[TASK GOAL]: How many lines of the material below contain the string "JSON"? Answer with the number and nothing else.

[MATERIAL TO PROCESS]:
────────

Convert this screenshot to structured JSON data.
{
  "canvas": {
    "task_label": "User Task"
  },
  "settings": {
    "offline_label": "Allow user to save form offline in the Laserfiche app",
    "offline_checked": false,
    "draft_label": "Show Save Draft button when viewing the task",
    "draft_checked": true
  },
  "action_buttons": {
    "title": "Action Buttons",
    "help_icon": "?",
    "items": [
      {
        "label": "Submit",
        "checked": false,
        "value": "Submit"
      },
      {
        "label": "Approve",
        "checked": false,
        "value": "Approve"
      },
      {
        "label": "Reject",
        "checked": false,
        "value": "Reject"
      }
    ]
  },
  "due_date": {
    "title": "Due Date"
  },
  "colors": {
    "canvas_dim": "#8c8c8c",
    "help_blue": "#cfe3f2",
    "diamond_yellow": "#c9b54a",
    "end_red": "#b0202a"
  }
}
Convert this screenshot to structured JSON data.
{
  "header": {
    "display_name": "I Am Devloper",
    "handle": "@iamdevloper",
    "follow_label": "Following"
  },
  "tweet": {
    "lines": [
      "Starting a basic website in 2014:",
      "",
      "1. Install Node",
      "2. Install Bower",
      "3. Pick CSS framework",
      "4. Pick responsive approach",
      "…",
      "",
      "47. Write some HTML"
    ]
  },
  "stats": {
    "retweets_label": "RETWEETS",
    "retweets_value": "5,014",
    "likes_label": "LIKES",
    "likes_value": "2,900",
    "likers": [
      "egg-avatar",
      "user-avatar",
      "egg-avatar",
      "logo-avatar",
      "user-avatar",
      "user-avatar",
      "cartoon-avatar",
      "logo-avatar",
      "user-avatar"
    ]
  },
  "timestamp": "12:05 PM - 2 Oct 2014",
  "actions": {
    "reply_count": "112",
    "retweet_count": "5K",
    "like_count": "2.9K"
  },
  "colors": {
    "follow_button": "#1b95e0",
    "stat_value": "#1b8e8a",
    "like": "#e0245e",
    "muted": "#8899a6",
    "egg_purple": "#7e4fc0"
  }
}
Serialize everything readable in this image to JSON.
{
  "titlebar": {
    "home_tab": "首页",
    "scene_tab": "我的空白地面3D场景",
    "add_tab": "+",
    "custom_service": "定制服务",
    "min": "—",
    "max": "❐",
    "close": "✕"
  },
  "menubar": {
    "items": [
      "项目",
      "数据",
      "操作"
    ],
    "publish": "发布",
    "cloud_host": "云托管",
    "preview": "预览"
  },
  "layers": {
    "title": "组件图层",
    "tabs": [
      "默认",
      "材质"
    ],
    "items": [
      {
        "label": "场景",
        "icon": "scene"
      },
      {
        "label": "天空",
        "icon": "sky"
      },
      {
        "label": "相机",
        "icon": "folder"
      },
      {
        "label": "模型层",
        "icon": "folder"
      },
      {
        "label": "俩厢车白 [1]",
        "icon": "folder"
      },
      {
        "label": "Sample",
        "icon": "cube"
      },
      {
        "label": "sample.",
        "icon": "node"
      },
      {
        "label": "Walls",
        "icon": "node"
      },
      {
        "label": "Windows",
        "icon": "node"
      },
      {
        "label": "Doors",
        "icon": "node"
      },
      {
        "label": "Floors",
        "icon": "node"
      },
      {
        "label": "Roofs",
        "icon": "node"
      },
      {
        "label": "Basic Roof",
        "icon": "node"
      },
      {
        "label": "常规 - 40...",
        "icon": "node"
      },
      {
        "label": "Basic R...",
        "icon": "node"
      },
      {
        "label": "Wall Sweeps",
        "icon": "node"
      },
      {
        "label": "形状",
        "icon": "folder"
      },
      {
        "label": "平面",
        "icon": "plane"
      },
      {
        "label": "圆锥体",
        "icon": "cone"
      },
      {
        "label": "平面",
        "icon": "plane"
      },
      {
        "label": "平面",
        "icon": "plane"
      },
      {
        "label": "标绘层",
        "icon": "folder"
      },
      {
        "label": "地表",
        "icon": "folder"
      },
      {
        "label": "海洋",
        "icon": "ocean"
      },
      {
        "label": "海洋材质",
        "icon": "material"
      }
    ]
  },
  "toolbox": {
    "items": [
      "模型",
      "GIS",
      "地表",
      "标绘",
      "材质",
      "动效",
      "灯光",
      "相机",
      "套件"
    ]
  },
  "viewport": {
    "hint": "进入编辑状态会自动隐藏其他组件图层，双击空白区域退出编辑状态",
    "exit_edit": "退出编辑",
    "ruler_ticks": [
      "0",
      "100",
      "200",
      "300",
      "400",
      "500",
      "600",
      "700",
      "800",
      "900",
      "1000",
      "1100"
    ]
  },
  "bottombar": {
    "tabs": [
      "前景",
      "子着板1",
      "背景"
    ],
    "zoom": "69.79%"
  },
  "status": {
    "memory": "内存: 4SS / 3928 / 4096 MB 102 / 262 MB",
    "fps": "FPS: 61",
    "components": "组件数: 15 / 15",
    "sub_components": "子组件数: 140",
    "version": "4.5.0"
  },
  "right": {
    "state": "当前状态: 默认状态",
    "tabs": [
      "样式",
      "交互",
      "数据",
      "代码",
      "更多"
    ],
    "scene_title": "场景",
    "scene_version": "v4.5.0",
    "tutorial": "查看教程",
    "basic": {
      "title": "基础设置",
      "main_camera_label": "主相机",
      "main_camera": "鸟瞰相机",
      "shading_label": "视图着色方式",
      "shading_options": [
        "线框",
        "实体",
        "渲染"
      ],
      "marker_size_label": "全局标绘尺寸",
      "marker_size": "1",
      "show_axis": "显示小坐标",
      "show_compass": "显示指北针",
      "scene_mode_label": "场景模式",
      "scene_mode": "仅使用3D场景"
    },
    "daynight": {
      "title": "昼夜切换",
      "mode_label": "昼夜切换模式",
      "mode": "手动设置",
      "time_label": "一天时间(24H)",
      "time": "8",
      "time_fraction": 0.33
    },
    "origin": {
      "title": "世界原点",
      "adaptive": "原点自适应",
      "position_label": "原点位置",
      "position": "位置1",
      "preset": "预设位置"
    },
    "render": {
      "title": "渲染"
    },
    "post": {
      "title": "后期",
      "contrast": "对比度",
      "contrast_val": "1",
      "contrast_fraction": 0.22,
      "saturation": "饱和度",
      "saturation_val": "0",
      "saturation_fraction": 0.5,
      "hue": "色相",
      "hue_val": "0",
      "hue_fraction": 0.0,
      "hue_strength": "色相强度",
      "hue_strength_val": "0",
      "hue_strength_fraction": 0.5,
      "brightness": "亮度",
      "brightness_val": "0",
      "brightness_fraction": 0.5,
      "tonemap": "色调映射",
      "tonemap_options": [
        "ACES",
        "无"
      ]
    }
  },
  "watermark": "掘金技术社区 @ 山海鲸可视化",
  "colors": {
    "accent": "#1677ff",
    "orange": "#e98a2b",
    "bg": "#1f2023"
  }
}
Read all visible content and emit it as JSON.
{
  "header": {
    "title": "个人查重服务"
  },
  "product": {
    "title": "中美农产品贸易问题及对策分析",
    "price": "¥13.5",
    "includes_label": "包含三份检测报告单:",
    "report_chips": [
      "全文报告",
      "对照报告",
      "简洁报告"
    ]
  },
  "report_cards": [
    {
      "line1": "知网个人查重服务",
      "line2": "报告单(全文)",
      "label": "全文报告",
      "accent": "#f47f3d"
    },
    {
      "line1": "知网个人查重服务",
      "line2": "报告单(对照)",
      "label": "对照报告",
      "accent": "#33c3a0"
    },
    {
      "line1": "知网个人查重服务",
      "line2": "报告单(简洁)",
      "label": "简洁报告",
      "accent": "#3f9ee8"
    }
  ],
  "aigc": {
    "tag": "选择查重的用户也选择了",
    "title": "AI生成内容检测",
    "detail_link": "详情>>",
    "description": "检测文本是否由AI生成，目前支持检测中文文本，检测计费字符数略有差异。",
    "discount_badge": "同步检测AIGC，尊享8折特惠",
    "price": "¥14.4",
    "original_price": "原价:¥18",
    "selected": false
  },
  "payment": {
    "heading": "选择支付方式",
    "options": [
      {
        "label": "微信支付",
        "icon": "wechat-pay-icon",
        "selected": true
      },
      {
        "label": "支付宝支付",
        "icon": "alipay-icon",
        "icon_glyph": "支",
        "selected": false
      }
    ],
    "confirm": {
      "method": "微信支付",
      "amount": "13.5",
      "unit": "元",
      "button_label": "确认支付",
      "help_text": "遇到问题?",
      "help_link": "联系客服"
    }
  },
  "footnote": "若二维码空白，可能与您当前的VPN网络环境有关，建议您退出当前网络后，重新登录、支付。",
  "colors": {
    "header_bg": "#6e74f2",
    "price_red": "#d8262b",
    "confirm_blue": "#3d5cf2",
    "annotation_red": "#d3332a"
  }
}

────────

[YOUR SOLUTION]: 4